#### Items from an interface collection
-- Opening Marker --

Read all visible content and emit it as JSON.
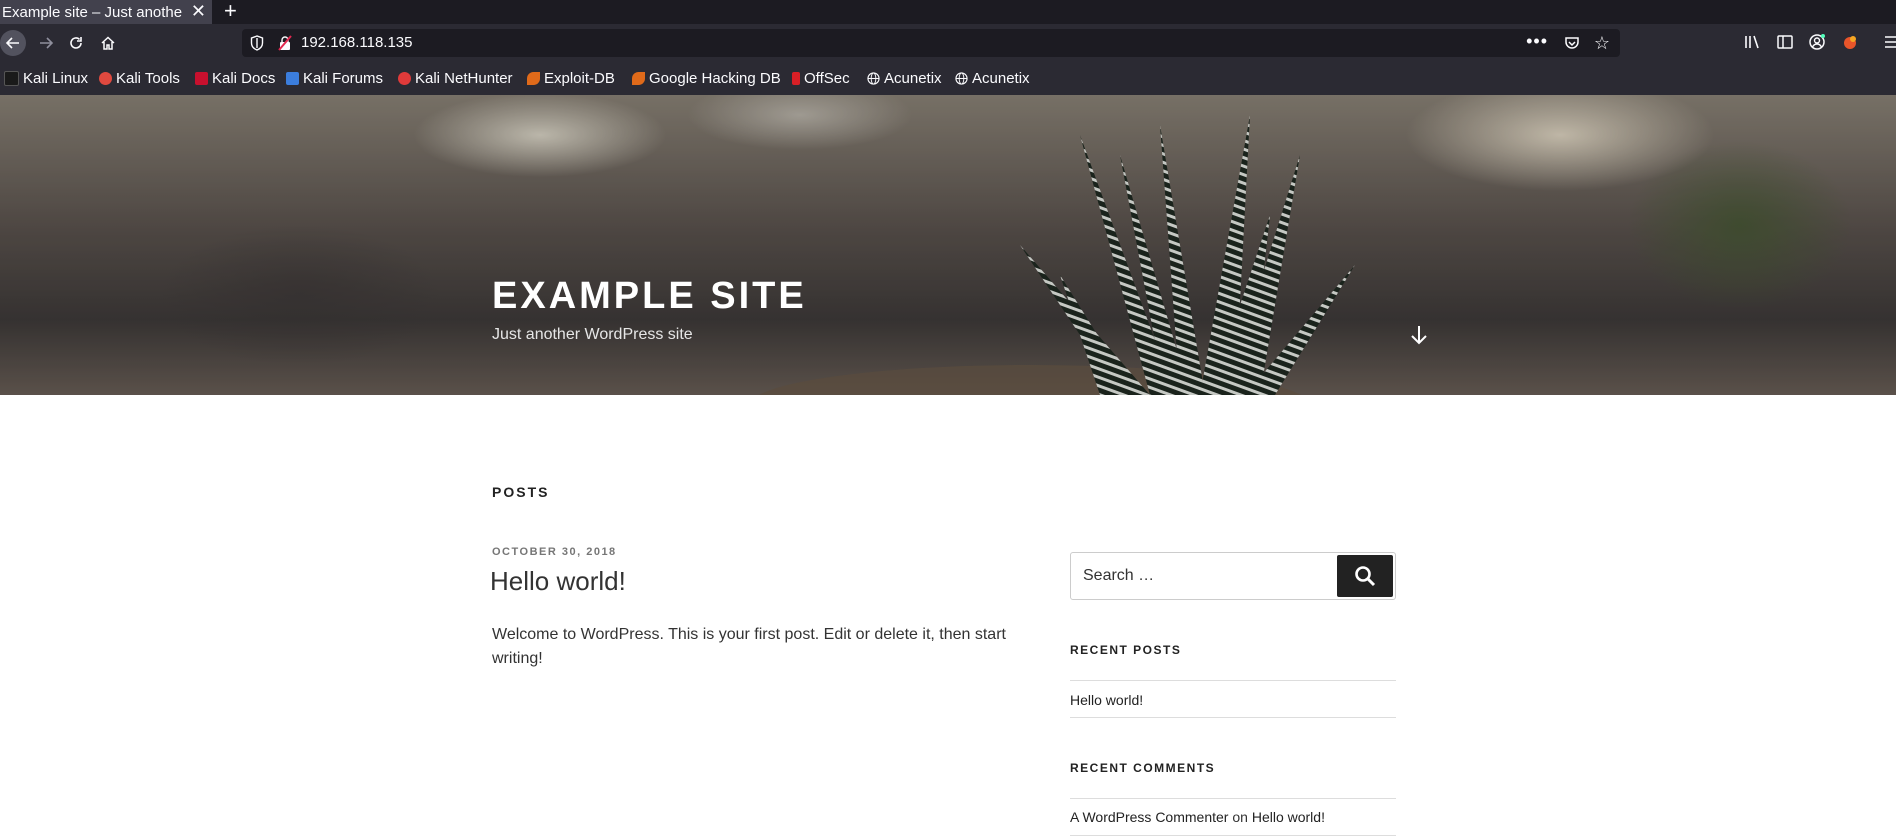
{
  "browser": {
    "tab_title": "Example site – Just another",
    "url": "192.168.118.135",
    "bookmarks": [
      {
        "label": "Kali Linux",
        "color": "#1a1a1a"
      },
      {
        "label": "Kali Tools",
        "color": "#e0493f"
      },
      {
        "label": "Kali Docs",
        "color": "#c8102e"
      },
      {
        "label": "Kali Forums",
        "color": "#3b7ddd"
      },
      {
        "label": "Kali NetHunter",
        "color": "#e03a3a"
      },
      {
        "label": "Exploit-DB",
        "color": "#e06a1a"
      },
      {
        "label": "Google Hacking DB",
        "color": "#e06a1a"
      },
      {
        "label": "OffSec",
        "color": "#d81f26"
      },
      {
        "label": "Acunetix",
        "color": "#fbfbfe"
      },
      {
        "label": "Acunetix",
        "color": "#fbfbfe"
      }
    ]
  },
  "site": {
    "title": "EXAMPLE SITE",
    "tagline": "Just another WordPress site"
  },
  "main": {
    "section_heading": "POSTS",
    "post": {
      "date": "OCTOBER 30, 2018",
      "title": "Hello world!",
      "excerpt": "Welcome to WordPress. This is your first post. Edit or delete it, then start writing!"
    }
  },
  "sidebar": {
    "search_placeholder": "Search …",
    "recent_posts_title": "RECENT POSTS",
    "recent_posts": [
      "Hello world!"
    ],
    "recent_comments_title": "RECENT COMMENTS",
    "recent_comment": {
      "author": "A WordPress Commenter",
      "connector": "on",
      "post": "Hello world!"
    }
  },
  "colors": {
    "chrome_dark": "#1c1b22",
    "chrome": "#2b2a33",
    "search_button": "#222222"
  }
}
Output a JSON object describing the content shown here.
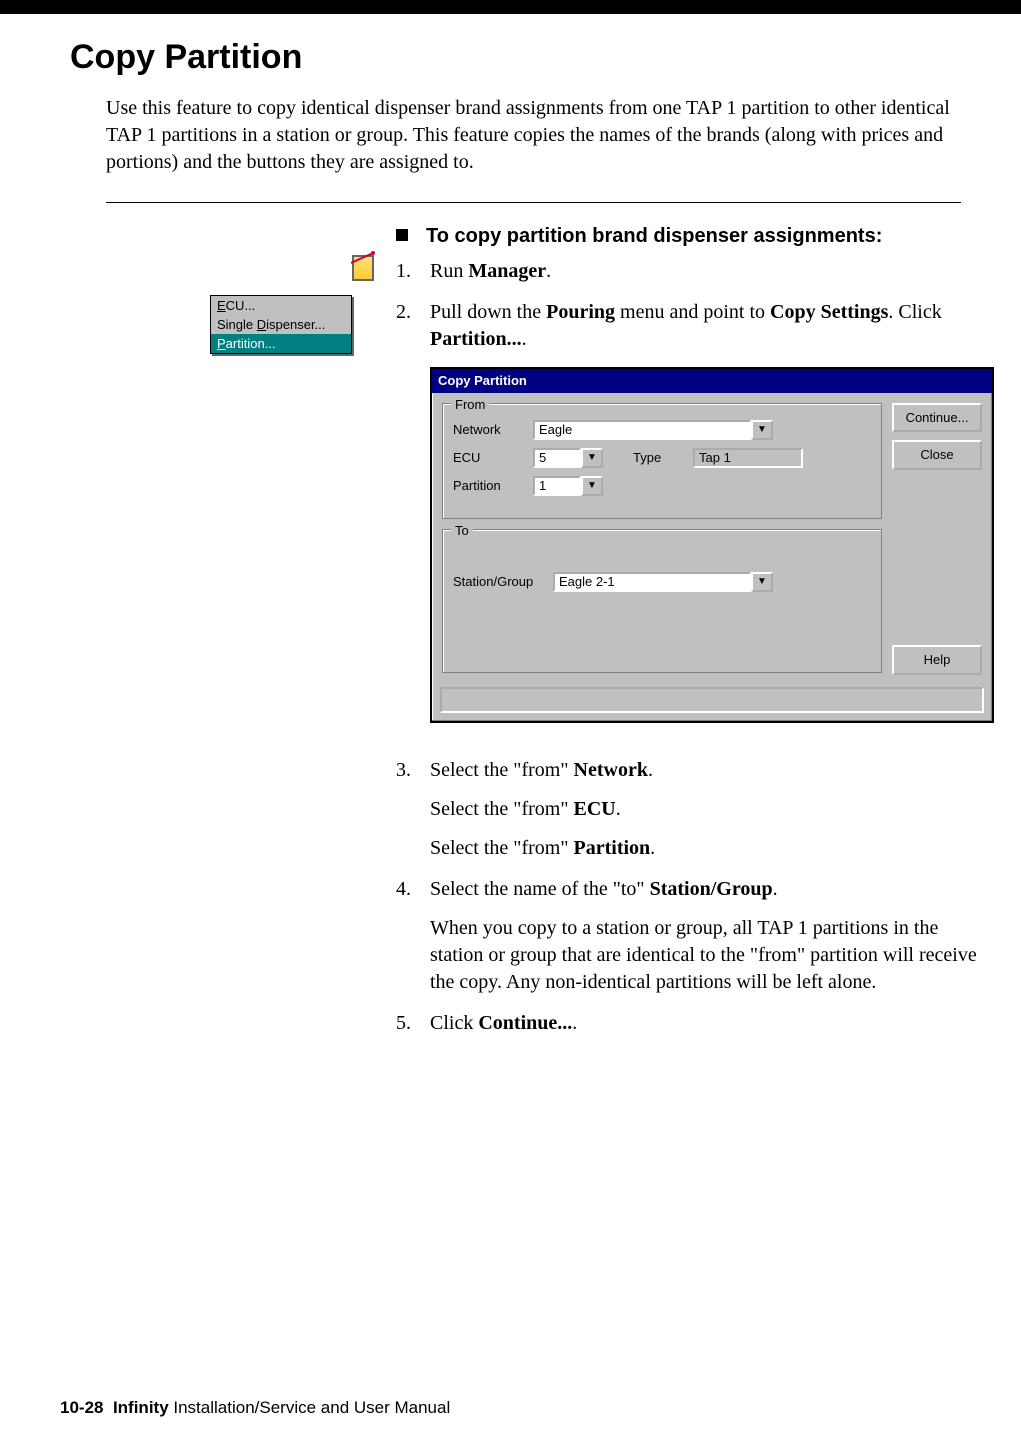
{
  "title": "Copy Partition",
  "intro": "Use this feature to copy identical dispenser brand assignments from one TAP 1 partition to other identical TAP 1 partitions in a station or group. This feature copies the names of the brands (along with prices and portions) and the buttons they are assigned to.",
  "task_heading": "To copy partition brand dispenser assignments:",
  "submenu": {
    "item1_pre": "E",
    "item1_rest": "CU...",
    "item2_pre": "Single ",
    "item2_u": "D",
    "item2_rest": "ispenser...",
    "item3_u": "P",
    "item3_rest": "artition..."
  },
  "steps": {
    "s1_num": "1.",
    "s1_a": "Run ",
    "s1_b": "Manager",
    "s1_c": ".",
    "s2_num": "2.",
    "s2_a": "Pull down the ",
    "s2_b": "Pouring",
    "s2_c": " menu and point to ",
    "s2_d": "Copy Settings",
    "s2_e": ". Click ",
    "s2_f": "Partition...",
    "s2_g": ".",
    "s3_num": "3.",
    "s3_a": "Select the \"from\" ",
    "s3_b": "Network",
    "s3_c": ".",
    "s3_d": "Select the \"from\" ",
    "s3_e": "ECU",
    "s3_f": ".",
    "s3_g": "Select the \"from\" ",
    "s3_h": "Partition",
    "s3_i": ".",
    "s4_num": "4.",
    "s4_a": "Select the name of the \"to\" ",
    "s4_b": "Station/Group",
    "s4_c": ".",
    "s4_d": "When you copy to a station or group, all TAP 1 partitions in the station or group that are identical to the \"from\" partition will receive the copy. Any non-identical partitions will be left alone.",
    "s5_num": "5.",
    "s5_a": "Click ",
    "s5_b": "Continue...",
    "s5_c": "."
  },
  "dialog": {
    "title": "Copy Partition",
    "from_legend": "From",
    "to_legend": "To",
    "lbl_network": "Network",
    "lbl_ecu": "ECU",
    "lbl_type": "Type",
    "lbl_partition": "Partition",
    "lbl_station": "Station/Group",
    "val_network": "Eagle",
    "val_ecu": "5",
    "val_type": "Tap 1",
    "val_partition": "1",
    "val_station": "Eagle 2-1",
    "btn_continue": "Continue...",
    "btn_close": "Close",
    "btn_help": "Help"
  },
  "footer": {
    "pagenum": "10-28",
    "product": "Infinity",
    "rest": " Installation/Service and User Manual"
  }
}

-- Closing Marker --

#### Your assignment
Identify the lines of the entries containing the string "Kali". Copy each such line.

#### Answer
        "label": "Kali Linux",
        "label": "Kali Tools",
        "label": "Kali Docs",
        "label": "Kali Forums",
        "label": "Kali NetHunter",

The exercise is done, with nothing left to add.